INSTRUCTIONS TO FOLLOW: Reproduce every line of the material, exactly as given.

DATASET RECORDS:
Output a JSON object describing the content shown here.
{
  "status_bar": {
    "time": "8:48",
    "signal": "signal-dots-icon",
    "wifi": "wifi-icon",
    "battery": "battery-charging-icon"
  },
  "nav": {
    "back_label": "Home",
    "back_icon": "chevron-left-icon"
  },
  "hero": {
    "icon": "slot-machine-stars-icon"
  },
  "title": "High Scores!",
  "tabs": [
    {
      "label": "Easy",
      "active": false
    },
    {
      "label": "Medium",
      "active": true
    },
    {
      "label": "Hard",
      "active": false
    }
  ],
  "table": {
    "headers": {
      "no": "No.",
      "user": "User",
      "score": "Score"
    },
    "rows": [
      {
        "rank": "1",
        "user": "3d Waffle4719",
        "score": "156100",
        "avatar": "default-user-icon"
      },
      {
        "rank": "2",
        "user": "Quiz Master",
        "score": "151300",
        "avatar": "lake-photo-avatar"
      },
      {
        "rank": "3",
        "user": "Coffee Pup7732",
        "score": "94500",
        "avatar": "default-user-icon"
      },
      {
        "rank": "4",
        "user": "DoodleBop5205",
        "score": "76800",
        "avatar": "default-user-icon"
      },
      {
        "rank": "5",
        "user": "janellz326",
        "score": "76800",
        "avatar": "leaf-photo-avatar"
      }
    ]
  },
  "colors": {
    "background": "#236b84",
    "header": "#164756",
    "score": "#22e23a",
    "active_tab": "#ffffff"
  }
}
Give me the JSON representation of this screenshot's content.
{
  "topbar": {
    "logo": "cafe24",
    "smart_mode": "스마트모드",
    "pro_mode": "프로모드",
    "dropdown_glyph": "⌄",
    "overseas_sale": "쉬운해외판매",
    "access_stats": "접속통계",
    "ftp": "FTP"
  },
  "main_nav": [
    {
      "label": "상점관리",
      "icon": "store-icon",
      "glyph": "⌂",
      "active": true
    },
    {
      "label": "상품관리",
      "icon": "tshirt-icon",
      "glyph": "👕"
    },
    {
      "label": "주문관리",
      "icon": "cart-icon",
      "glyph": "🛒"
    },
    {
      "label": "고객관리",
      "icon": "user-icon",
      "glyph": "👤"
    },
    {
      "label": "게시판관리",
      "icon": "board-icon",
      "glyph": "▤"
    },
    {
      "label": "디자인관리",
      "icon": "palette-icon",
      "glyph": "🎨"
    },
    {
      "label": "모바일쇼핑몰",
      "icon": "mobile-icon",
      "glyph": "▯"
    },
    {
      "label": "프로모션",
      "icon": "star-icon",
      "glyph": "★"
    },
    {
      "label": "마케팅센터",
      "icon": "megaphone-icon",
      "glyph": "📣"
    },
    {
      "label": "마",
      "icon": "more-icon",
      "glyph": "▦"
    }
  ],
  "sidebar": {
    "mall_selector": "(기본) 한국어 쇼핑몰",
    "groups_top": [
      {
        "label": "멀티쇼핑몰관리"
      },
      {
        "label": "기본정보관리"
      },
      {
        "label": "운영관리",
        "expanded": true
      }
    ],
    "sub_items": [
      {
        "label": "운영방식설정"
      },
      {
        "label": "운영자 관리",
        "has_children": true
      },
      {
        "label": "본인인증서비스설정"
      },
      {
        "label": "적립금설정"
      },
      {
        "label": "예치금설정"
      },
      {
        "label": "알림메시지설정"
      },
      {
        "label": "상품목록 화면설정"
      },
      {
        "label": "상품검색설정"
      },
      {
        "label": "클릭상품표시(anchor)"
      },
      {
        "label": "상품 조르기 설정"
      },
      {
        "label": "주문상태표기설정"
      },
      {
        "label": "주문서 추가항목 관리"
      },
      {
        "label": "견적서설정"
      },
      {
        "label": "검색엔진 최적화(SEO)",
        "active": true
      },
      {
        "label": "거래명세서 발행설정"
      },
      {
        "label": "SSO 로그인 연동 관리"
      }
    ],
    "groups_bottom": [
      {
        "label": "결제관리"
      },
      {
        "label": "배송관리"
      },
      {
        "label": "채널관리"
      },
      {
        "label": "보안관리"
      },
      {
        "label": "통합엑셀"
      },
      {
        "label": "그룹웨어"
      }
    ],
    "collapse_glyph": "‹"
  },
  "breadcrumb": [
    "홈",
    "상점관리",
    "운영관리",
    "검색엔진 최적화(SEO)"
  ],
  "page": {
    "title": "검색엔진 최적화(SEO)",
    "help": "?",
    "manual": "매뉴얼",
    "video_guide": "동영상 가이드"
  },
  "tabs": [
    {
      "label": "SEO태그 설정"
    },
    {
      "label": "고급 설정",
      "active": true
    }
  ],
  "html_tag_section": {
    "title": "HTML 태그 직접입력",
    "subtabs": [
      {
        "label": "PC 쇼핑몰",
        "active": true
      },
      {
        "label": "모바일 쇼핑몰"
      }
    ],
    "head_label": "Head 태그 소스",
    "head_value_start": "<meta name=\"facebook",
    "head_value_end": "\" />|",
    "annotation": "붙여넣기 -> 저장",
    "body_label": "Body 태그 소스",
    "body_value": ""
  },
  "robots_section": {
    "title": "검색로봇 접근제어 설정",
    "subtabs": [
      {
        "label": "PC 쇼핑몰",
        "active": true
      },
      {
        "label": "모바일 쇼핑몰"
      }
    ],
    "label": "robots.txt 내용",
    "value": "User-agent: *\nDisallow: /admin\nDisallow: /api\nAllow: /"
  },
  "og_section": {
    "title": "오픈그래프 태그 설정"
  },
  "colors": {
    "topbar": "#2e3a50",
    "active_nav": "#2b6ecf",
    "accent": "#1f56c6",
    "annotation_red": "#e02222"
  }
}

RESULT:
Output a JSON object describing the content shown here.
{
  "status_bar": {
    "time": "8:48",
    "signal": "signal-dots-icon",
    "wifi": "wifi-icon",
    "battery": "battery-charging-icon"
  },
  "nav": {
    "back_label": "Home",
    "back_icon": "chevron-left-icon"
  },
  "hero": {
    "icon": "slot-machine-stars-icon"
  },
  "title": "High Scores!",
  "tabs": [
    {
      "label": "Easy",
      "active": false
    },
    {
      "label": "Medium",
      "active": true
    },
    {
      "label": "Hard",
      "active": false
    }
  ],
  "table": {
    "headers": {
      "no": "No.",
      "user": "User",
      "score": "Score"
    },
    "rows": [
      {
        "rank": "1",
        "user": "3d Waffle4719",
        "score": "156100",
        "avatar": "default-user-icon"
      },
      {
        "rank": "2",
        "user": "Quiz Master",
        "score": "151300",
        "avatar": "lake-photo-avatar"
      },
      {
        "rank": "3",
        "user": "Coffee Pup7732",
        "score": "94500",
        "avatar": "default-user-icon"
      },
      {
        "rank": "4",
        "user": "DoodleBop5205",
        "score": "76800",
        "avatar": "default-user-icon"
      },
      {
        "rank": "5",
        "user": "janellz326",
        "score": "76800",
        "avatar": "leaf-photo-avatar"
      }
    ]
  },
  "colors": {
    "background": "#236b84",
    "header": "#164756",
    "score": "#22e23a",
    "active_tab": "#ffffff"
  }
}
Give me the JSON representation of this screenshot's content.
{
  "topbar": {
    "logo": "cafe24",
    "smart_mode": "스마트모드",
    "pro_mode": "프로모드",
    "dropdown_glyph": "⌄",
    "overseas_sale": "쉬운해외판매",
    "access_stats": "접속통계",
    "ftp": "FTP"
  },
  "main_nav": [
    {
      "label": "상점관리",
      "icon": "store-icon",
      "glyph": "⌂",
      "active": true
    },
    {
      "label": "상품관리",
      "icon": "tshirt-icon",
      "glyph": "👕"
    },
    {
      "label": "주문관리",
      "icon": "cart-icon",
      "glyph": "🛒"
    },
    {
      "label": "고객관리",
      "icon": "user-icon",
      "glyph": "👤"
    },
    {
      "label": "게시판관리",
      "icon": "board-icon",
      "glyph": "▤"
    },
    {
      "label": "디자인관리",
      "icon": "palette-icon",
      "glyph": "🎨"
    },
    {
      "label": "모바일쇼핑몰",
      "icon": "mobile-icon",
      "glyph": "▯"
    },
    {
      "label": "프로모션",
      "icon": "star-icon",
      "glyph": "★"
    },
    {
      "label": "마케팅센터",
      "icon": "megaphone-icon",
      "glyph": "📣"
    },
    {
      "label": "마",
      "icon": "more-icon",
      "glyph": "▦"
    }
  ],
  "sidebar": {
    "mall_selector": "(기본) 한국어 쇼핑몰",
    "groups_top": [
      {
        "label": "멀티쇼핑몰관리"
      },
      {
        "label": "기본정보관리"
      },
      {
        "label": "운영관리",
        "expanded": true
      }
    ],
    "sub_items": [
      {
        "label": "운영방식설정"
      },
      {
        "label": "운영자 관리",
        "has_children": true
      },
      {
        "label": "본인인증서비스설정"
      },
      {
        "label": "적립금설정"
      },
      {
        "label": "예치금설정"
      },
      {
        "label": "알림메시지설정"
      },
      {
        "label": "상품목록 화면설정"
      },
      {
        "label": "상품검색설정"
      },
      {
        "label": "클릭상품표시(anchor)"
      },
      {
        "label": "상품 조르기 설정"
      },
      {
        "label": "주문상태표기설정"
      },
      {
        "label": "주문서 추가항목 관리"
      },
      {
        "label": "견적서설정"
      },
      {
        "label": "검색엔진 최적화(SEO)",
        "active": true
      },
      {
        "label": "거래명세서 발행설정"
      },
      {
        "label": "SSO 로그인 연동 관리"
      }
    ],
    "groups_bottom": [
      {
        "label": "결제관리"
      },
      {
        "label": "배송관리"
      },
      {
        "label": "채널관리"
      },
      {
        "label": "보안관리"
      },
      {
        "label": "통합엑셀"
      },
      {
        "label": "그룹웨어"
      }
    ],
    "collapse_glyph": "‹"
  },
  "breadcrumb": [
    "홈",
    "상점관리",
    "운영관리",
    "검색엔진 최적화(SEO)"
  ],
  "page": {
    "title": "검색엔진 최적화(SEO)",
    "help": "?",
    "manual": "매뉴얼",
    "video_guide": "동영상 가이드"
  },
  "tabs": [
    {
      "label": "SEO태그 설정"
    },
    {
      "label": "고급 설정",
      "active": true
    }
  ],
  "html_tag_section": {
    "title": "HTML 태그 직접입력",
    "subtabs": [
      {
        "label": "PC 쇼핑몰",
        "active": true
      },
      {
        "label": "모바일 쇼핑몰"
      }
    ],
    "head_label": "Head 태그 소스",
    "head_value_start": "<meta name=\"facebook",
    "head_value_end": "\" />|",
    "annotation": "붙여넣기 -> 저장",
    "body_label": "Body 태그 소스",
    "body_value": ""
  },
  "robots_section": {
    "title": "검색로봇 접근제어 설정",
    "subtabs": [
      {
        "label": "PC 쇼핑몰",
        "active": true
      },
      {
        "label": "모바일 쇼핑몰"
      }
    ],
    "label": "robots.txt 내용",
    "value": "User-agent: *\nDisallow: /admin\nDisallow: /api\nAllow: /"
  },
  "og_section": {
    "title": "오픈그래프 태그 설정"
  },
  "colors": {
    "topbar": "#2e3a50",
    "active_nav": "#2b6ecf",
    "accent": "#1f56c6",
    "annotation_red": "#e02222"
  }
}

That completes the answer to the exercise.